EXERCISE GOAL —
Every line with the word "JSON" in it should be extracted from the data that follows.

THE RECORDS —
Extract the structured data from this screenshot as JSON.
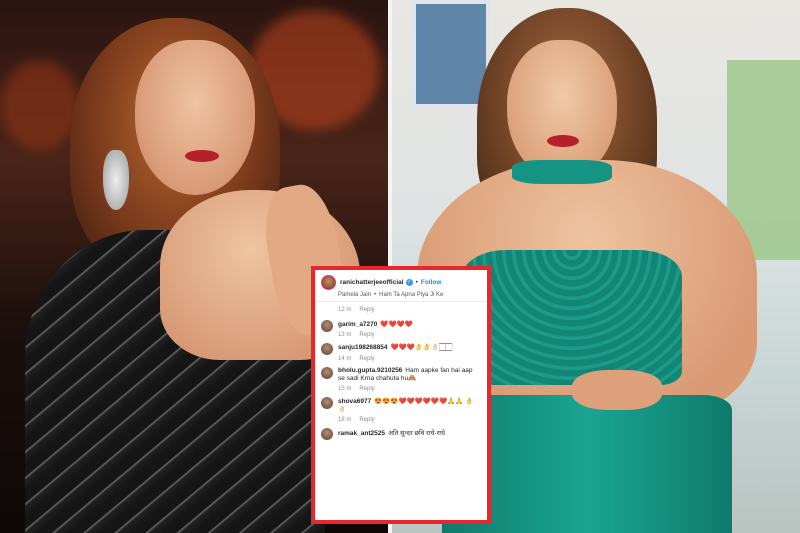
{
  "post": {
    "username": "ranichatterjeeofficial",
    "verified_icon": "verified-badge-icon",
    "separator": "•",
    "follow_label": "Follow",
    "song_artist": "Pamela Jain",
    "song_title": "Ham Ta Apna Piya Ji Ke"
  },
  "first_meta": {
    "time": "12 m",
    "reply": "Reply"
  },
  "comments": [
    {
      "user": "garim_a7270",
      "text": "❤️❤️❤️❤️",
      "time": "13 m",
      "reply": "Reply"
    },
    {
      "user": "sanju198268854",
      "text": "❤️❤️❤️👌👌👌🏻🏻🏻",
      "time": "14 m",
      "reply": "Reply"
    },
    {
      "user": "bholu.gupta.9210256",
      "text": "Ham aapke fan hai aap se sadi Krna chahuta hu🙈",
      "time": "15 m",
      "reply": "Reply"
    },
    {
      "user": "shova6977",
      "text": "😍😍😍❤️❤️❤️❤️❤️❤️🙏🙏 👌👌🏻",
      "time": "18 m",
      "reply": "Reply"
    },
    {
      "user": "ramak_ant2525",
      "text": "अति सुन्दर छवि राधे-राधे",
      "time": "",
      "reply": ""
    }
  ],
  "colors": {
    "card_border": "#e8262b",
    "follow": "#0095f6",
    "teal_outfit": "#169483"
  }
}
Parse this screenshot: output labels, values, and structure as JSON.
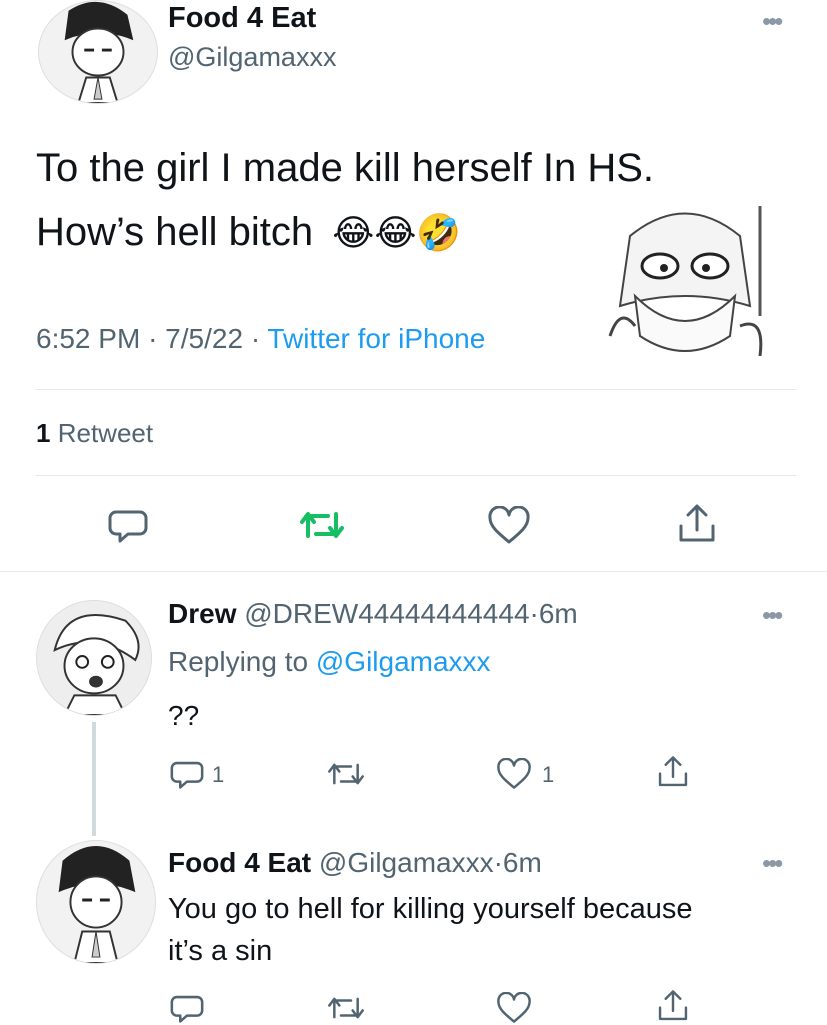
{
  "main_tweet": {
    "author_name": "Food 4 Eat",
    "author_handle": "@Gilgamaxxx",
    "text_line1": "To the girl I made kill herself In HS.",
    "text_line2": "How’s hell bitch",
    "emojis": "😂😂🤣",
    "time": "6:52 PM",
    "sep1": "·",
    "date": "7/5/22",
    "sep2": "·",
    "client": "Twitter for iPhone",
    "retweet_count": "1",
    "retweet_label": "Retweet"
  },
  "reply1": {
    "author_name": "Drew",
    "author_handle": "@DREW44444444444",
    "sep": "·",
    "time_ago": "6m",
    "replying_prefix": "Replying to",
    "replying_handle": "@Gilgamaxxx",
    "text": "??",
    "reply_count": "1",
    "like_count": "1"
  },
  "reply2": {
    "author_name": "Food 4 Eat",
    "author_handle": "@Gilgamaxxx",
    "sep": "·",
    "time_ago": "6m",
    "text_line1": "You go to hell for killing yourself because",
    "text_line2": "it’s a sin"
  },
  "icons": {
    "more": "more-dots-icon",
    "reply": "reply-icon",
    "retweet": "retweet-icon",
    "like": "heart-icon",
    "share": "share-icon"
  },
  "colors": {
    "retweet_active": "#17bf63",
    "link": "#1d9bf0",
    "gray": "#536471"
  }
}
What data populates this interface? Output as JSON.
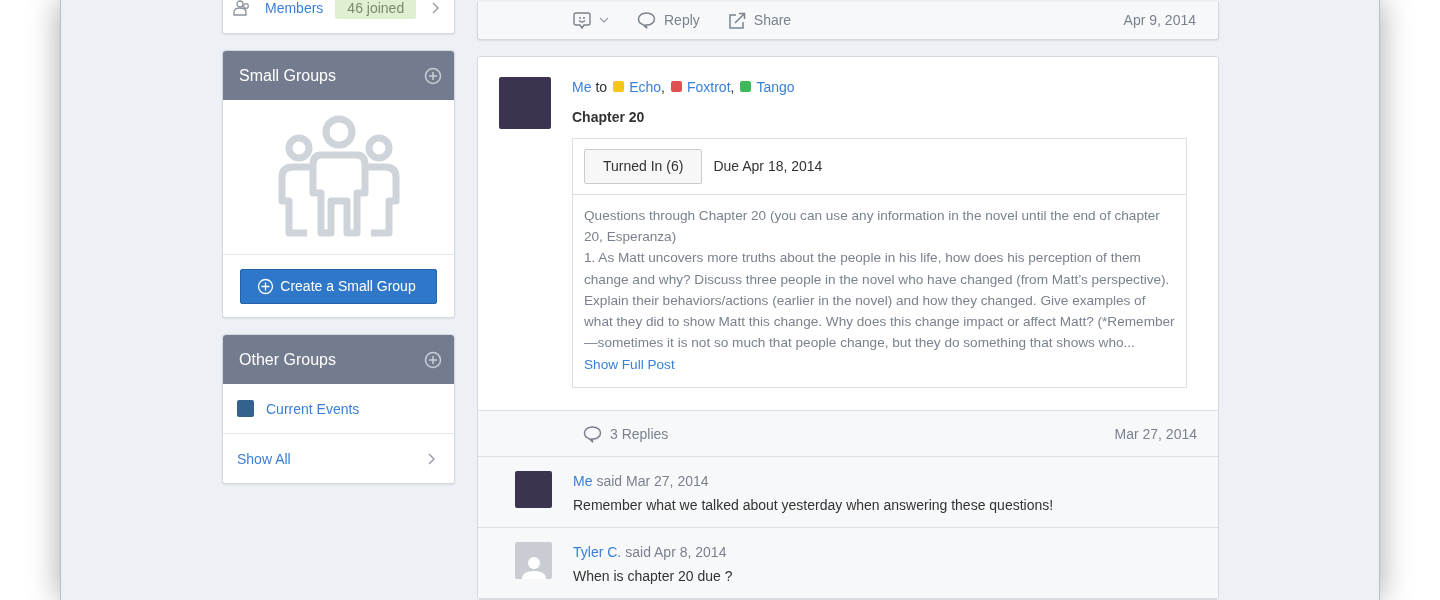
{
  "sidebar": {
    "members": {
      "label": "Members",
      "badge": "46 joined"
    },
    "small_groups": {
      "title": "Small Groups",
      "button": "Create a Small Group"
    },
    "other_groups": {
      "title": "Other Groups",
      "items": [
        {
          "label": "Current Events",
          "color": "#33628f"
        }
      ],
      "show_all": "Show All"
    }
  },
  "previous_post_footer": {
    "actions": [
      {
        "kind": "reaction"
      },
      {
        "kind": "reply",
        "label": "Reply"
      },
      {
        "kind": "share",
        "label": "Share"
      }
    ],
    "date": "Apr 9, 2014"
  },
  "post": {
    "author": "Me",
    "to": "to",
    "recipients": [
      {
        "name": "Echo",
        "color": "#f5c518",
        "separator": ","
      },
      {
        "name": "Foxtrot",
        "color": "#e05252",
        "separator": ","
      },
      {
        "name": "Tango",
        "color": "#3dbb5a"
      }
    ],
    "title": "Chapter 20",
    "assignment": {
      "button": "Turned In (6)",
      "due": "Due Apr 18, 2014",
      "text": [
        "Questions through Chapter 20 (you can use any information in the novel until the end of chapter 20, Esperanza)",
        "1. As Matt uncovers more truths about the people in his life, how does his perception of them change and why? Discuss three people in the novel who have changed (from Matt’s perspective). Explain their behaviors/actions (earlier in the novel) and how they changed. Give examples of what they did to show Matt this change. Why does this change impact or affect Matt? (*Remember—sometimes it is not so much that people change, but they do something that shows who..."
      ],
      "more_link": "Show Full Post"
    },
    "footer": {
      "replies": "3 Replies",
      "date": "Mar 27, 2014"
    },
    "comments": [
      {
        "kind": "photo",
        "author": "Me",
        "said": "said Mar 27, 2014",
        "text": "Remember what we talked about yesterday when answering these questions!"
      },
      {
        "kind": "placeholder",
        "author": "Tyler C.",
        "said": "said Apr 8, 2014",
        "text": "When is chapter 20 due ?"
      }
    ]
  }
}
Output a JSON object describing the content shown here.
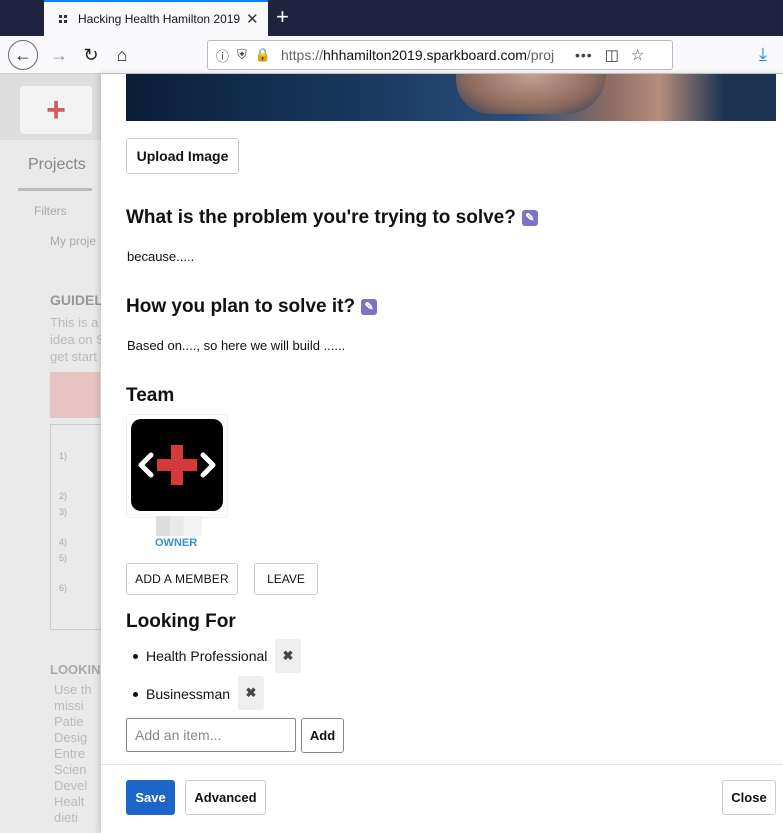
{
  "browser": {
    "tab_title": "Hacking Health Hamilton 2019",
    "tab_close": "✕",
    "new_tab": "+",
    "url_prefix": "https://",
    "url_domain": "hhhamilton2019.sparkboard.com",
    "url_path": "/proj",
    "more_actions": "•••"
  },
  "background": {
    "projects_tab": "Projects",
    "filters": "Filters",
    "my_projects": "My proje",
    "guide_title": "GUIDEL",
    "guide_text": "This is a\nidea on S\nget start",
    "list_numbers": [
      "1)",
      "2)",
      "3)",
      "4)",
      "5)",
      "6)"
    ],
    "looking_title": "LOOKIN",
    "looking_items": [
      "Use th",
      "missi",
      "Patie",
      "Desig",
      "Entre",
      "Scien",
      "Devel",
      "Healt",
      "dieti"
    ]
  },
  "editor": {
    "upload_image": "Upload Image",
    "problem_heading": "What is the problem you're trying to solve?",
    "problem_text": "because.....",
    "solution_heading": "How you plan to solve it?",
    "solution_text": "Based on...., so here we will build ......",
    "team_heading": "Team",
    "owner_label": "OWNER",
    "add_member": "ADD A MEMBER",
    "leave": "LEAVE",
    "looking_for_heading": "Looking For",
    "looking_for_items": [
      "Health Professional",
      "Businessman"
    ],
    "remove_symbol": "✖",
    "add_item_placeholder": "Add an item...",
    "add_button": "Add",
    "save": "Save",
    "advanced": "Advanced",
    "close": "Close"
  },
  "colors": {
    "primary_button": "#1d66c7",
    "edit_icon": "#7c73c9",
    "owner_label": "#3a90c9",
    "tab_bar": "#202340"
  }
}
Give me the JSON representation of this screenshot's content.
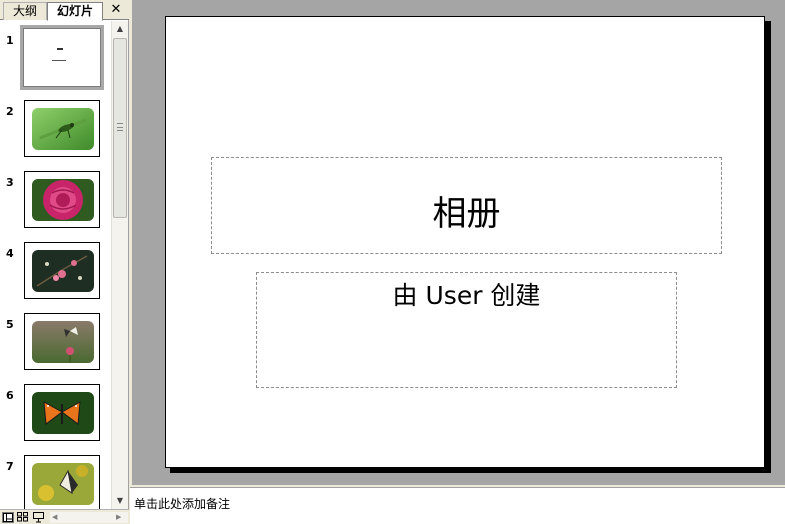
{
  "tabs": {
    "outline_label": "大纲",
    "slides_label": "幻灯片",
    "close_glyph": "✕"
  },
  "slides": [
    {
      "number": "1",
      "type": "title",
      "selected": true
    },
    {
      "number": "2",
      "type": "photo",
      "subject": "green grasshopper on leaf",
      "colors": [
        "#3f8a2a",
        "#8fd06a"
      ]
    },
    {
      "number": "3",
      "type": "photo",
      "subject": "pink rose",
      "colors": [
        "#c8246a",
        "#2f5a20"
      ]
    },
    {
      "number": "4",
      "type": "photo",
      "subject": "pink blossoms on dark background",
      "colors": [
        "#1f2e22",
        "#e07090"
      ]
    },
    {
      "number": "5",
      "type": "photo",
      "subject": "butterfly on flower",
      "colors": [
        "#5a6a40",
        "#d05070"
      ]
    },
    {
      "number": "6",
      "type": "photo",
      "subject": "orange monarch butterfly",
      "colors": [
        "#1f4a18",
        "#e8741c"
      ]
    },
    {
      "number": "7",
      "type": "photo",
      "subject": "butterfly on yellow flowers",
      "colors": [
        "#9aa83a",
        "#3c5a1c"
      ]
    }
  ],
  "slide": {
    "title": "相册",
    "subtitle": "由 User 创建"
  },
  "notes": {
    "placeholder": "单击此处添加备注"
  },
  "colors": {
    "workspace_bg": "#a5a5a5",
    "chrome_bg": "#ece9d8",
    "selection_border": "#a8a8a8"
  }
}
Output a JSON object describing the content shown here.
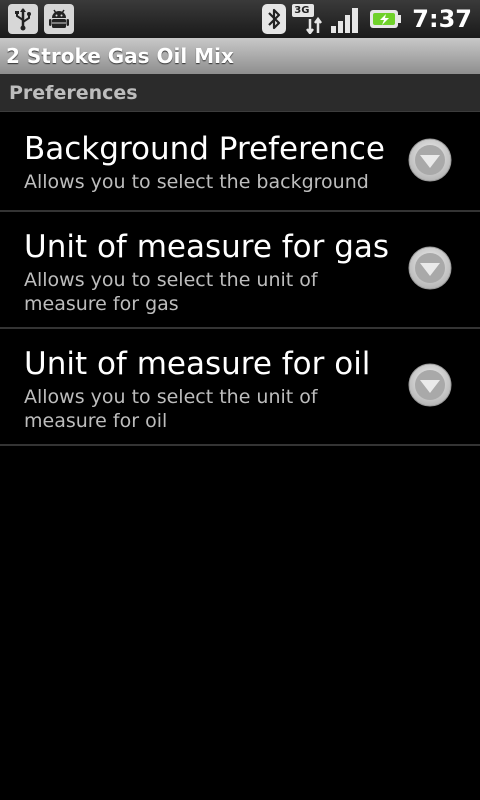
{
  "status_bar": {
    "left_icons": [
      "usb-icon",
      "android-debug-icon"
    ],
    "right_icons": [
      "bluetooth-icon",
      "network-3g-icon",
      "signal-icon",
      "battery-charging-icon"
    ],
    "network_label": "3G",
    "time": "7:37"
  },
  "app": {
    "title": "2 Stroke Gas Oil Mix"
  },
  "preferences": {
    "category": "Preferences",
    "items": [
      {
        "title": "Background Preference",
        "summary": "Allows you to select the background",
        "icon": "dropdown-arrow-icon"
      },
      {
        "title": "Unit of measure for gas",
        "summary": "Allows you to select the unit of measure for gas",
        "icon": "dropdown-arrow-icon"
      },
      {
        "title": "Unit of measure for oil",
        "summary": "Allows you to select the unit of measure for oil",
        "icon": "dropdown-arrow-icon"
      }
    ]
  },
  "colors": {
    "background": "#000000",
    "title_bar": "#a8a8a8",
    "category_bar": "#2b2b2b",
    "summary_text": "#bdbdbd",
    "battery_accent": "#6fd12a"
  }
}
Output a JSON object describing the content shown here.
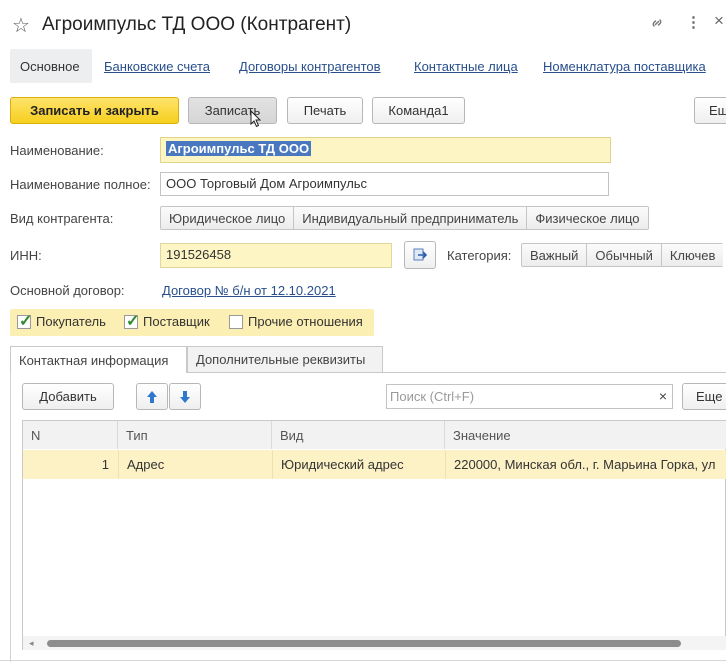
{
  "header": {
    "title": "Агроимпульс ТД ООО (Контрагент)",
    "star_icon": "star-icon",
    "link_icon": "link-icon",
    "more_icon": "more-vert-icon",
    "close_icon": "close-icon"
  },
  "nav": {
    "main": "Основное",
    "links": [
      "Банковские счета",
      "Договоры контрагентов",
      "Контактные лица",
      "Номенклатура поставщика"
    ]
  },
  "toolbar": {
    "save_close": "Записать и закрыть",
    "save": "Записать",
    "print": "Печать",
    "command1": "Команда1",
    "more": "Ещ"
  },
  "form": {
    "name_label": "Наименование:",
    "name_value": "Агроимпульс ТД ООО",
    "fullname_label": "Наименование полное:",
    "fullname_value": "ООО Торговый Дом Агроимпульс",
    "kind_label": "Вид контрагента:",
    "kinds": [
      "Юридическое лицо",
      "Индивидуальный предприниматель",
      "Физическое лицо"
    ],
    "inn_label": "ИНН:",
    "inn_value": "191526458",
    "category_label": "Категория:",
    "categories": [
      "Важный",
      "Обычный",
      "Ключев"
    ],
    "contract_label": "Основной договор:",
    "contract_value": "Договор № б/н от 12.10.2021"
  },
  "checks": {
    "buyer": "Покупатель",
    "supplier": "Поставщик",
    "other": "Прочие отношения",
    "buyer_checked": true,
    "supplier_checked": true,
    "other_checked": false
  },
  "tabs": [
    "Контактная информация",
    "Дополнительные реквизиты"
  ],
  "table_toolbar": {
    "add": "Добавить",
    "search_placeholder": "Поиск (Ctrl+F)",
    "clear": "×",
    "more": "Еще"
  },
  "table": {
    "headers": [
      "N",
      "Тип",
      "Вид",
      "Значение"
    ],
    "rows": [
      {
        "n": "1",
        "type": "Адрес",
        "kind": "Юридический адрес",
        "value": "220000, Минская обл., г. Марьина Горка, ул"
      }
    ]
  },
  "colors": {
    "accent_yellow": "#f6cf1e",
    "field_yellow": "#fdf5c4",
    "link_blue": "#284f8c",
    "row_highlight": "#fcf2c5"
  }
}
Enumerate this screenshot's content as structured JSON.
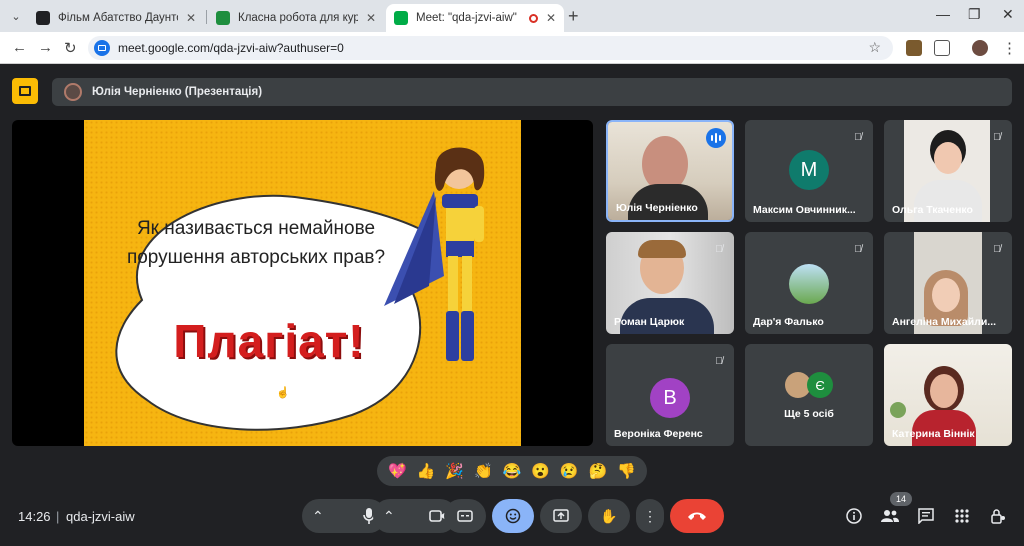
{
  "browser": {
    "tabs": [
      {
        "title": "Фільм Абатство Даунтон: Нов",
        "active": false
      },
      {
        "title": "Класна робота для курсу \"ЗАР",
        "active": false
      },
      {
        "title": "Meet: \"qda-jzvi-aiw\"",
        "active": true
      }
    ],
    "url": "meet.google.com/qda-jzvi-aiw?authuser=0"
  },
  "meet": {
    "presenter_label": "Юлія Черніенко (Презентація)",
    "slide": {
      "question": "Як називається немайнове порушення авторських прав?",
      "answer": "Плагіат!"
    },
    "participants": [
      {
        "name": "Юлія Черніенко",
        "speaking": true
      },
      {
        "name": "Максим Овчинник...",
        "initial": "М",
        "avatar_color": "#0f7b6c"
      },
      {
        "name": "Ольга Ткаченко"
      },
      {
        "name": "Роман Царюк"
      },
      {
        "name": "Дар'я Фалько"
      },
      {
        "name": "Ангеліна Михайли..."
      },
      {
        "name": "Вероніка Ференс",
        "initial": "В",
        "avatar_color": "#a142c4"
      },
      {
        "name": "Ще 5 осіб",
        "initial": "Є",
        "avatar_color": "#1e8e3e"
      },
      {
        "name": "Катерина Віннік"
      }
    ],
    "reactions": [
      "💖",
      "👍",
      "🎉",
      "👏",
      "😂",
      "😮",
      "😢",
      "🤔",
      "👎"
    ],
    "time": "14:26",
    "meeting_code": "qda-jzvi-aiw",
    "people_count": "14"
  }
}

RESPONSE TO THE EXERCISE —
Extract the structured data from this screenshot as JSON.
Parse this screenshot: output labels, values, and structure as JSON.
What data populates this interface? Output as JSON.
Output a JSON object describing the content shown here.
Give me the JSON representation of this screenshot's content.
Output a JSON object describing the content shown here.
Output a JSON object describing the content shown here.
Enumerate this screenshot's content as structured JSON.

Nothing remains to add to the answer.